Naked: Friend Or Foe?

Naked, a five-year-old shop that merges media, creative and strategy consulting to become a factory for big ideas, has found great success in the U.K., working with both agencies and clients. Its assignments have ranged from Wieden + Kennedy’s “Grrr” Honda campaign to a Reebok promotion that involved people playing soccer games in London with sofas for goalposts.

Now it plans on opening an office in New York in January and is working with Strawberryfrog on media strategy for the BMW Mini pitch. While Naked usually collaborates with agencies, it sometimes pitches directly to clients. And even though Naked very rarely produces creative ideas, this poses the question: Is it a collaborator or a competitor?

Wieden, London, which is working with Naked on a Nike iD project, is comfortable with their dual roles. Naked’s strategic thinking led to the viral distribution of its highly lauded Honda “Grrr” campaign, as well as the DVD magazine insert of Honda’s “Cog.” “We haven’t got direct marketing, digital, PR, or media planning, so we work with other agencies all the time,” says Neil Christie, managing director of Wieden. “We’re partnering on one project and pitching against them in another one. I don’t feel that uncomfortable with it.”

Naked works with agencies or clients, giving ideas and strategy for a fee, but it doesn’t create the work itself. For example, it worked with WCRS in London to promote a directory-assistance number for Infonxx. After researching the demographic, Naked recommended connecting to users on the street rather than with traditional ads. “Creativity doesn’t mean writing ads,” explains founding partner John Harlow. “It means big ideas and thinking properly.”

During this mercurial time in marketing communications, when clients are looking for new ways to reach consumers, Naked is increasingly being called on for its creative-minded media perspective. Though working for both clients and agencies could create room for conflict, Harlow and co-founders Jon Wilkins and Will Collin argue that it doesn’t (a fourth partner, Ivan Pollard, joined in October). “That situation is completely typical,” says Collin. “You will be working alongside one agency on one client, only to find yourself pitching against them.
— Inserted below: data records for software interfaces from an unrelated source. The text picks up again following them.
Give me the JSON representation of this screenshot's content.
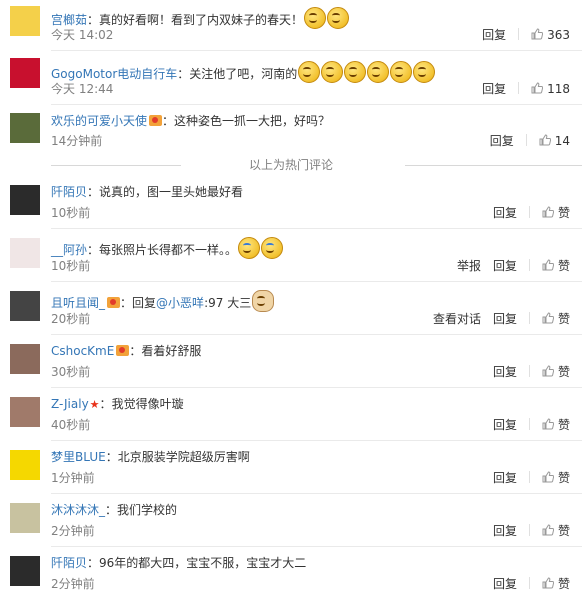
{
  "hot_comments": [
    {
      "user": "宫榔茹",
      "badge": "",
      "text": "真的好看啊！看到了内双妹子的春天！",
      "emojis": [
        "smile",
        "smile"
      ],
      "time": "今天 14:02",
      "actions": [
        "回复"
      ],
      "likes": "363",
      "avatar_color": "#f4d04a"
    },
    {
      "user": "GogoMotor电动自行车",
      "badge": "",
      "text": "关注他了吧，河南的",
      "emojis": [
        "smile",
        "smile",
        "smile",
        "smile",
        "smile",
        "smile"
      ],
      "time": "今天 12:44",
      "actions": [
        "回复"
      ],
      "likes": "118",
      "avatar_color": "#c8102e"
    },
    {
      "user": "欢乐的可爱小天使",
      "badge": "vip",
      "text": "这种姿色一抓一大把，好吗？",
      "emojis": [],
      "time": "14分钟前",
      "actions": [
        "回复"
      ],
      "likes": "14",
      "avatar_color": "#5a6b3a"
    }
  ],
  "hot_footer": "以上为热门评论",
  "comments": [
    {
      "user": "阡陌贝",
      "badge": "",
      "text": "说真的，图一里头她最好看",
      "mention": "",
      "tail": "",
      "emojis": [],
      "time": "10秒前",
      "actions": [
        "回复"
      ],
      "likes": "赞",
      "avatar_color": "#2b2b2b"
    },
    {
      "user": "__阿孙",
      "badge": "",
      "text": "每张照片长得都不一样。。",
      "mention": "",
      "tail": "",
      "emojis": [
        "cry",
        "cry"
      ],
      "time": "10秒前",
      "actions": [
        "举报",
        "回复"
      ],
      "likes": "赞",
      "avatar_color": "#f0e6e6"
    },
    {
      "user": "且听且闻_",
      "badge": "vip",
      "text": "回复",
      "mention": "@小恶咩",
      "tail": ":97 大三",
      "emojis": [
        "dog"
      ],
      "time": "20秒前",
      "actions": [
        "查看对话",
        "回复"
      ],
      "likes": "赞",
      "avatar_color": "#444444"
    },
    {
      "user": "CshocKmE",
      "badge": "vip",
      "text": "看着好舒服",
      "mention": "",
      "tail": "",
      "emojis": [],
      "time": "30秒前",
      "actions": [
        "回复"
      ],
      "likes": "赞",
      "avatar_color": "#8b6a5c"
    },
    {
      "user": "Z-Jialy",
      "badge": "star",
      "text": "我觉得像叶璇",
      "mention": "",
      "tail": "",
      "emojis": [],
      "time": "40秒前",
      "actions": [
        "回复"
      ],
      "likes": "赞",
      "avatar_color": "#a07a6a"
    },
    {
      "user": "梦里BLUE",
      "badge": "",
      "text": "北京服装学院超级厉害啊",
      "mention": "",
      "tail": "",
      "emojis": [],
      "time": "1分钟前",
      "actions": [
        "回复"
      ],
      "likes": "赞",
      "avatar_color": "#f5d800"
    },
    {
      "user": "沐沐沐沐_",
      "badge": "",
      "text": "我们学校的",
      "mention": "",
      "tail": "",
      "emojis": [],
      "time": "2分钟前",
      "actions": [
        "回复"
      ],
      "likes": "赞",
      "avatar_color": "#c8c2a0"
    },
    {
      "user": "阡陌贝",
      "badge": "",
      "text": "96年的都大四，宝宝不服，宝宝才大二",
      "mention": "",
      "tail": "",
      "emojis": [],
      "time": "2分钟前",
      "actions": [
        "回复"
      ],
      "likes": "赞",
      "avatar_color": "#2b2b2b"
    }
  ],
  "colors": {
    "link": "#3476b6",
    "muted": "#808080",
    "text": "#333333"
  }
}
It’s true all the time in the ad industry.”

Still, Collin contends that any inside information gleaned about agency clients would never be used against them later on. “We would never compromise confidentiality,” he says. “We would never take [proprietary information] and apply it in a different situation.”

While one New York-based agency founder quipped, “I don’t view them as competition, Naked are a bunch of media guys,” others say that even if they do come head to head with agencies they have worked with, they wouldn’t be unprofessional in their tactics. “At the end of the day they have to run a business and they have to compete,” says Taxi president Paul Lavoie. “They seem to be gentlemen in the way they approach the business and behave.”

In addition to its London headquarters, which has about 70 employees and 25 clients, Naked has satellite offices in Paris, Amsterdam, Oslo and Sydney, with about 15 employees in each. Globally, it has about 45 clients, with 80 percent on retainer and 20 percent working with the shop on a project basis.

After investigating the U.S. market for the last few years, Naked is eager to crack it. The partners claim to have one U.S. company interested in becoming the new office’s marquee client, as well as two partners with whom they are in contract negotiations. “The timing is right,” says Harlow. “The way people interact with brands has fundamentally changed. The old model is no longer the only model on offer. Our role is to try and help brands navigate the complex communication world order.”

Naked helps its clients navigate that world via the founders’ varied backgrounds. They met at media agency PHD, but Harlow has a background in media, Collin in strategic planning and Wilkins in research. The shop’s structure reflects its media-agnostic philosophy. It is roughly divided into three overlapping groups: communication planners, who have marketing or media strategy backgrounds; brand planners with account or research backgrounds; and “innovators,” who have trend or creative backgrounds. In the rare instance that Naked does creative executions, it works with freelancers. Naked’s clients include agencies Mother and Wieden, and clients Coca-Cola, Heineken, Nike, Nokia and Orange.

One of Naked’s biggest challenges may be adjusting to the size of the U.S. market, where “money talks,” says Justin Barocas, a partner at Anomaly. But, he adds, “There’s no shortage of great ideas [at Naked], within media, specifically—that’s what I think their strength is.”

Naked partners say they’re comfortable with a small client base. They’ve clashed with more traditional clients; they failed in a pitch for Lloyds Bank in London. “We don’t want to have 100 percent appeal. If we have 10 percent, we can have a really nice business,” says Wilkins. “We’d rather be like Richard Branson. Succeed most of the time, but not be afraid to fail.”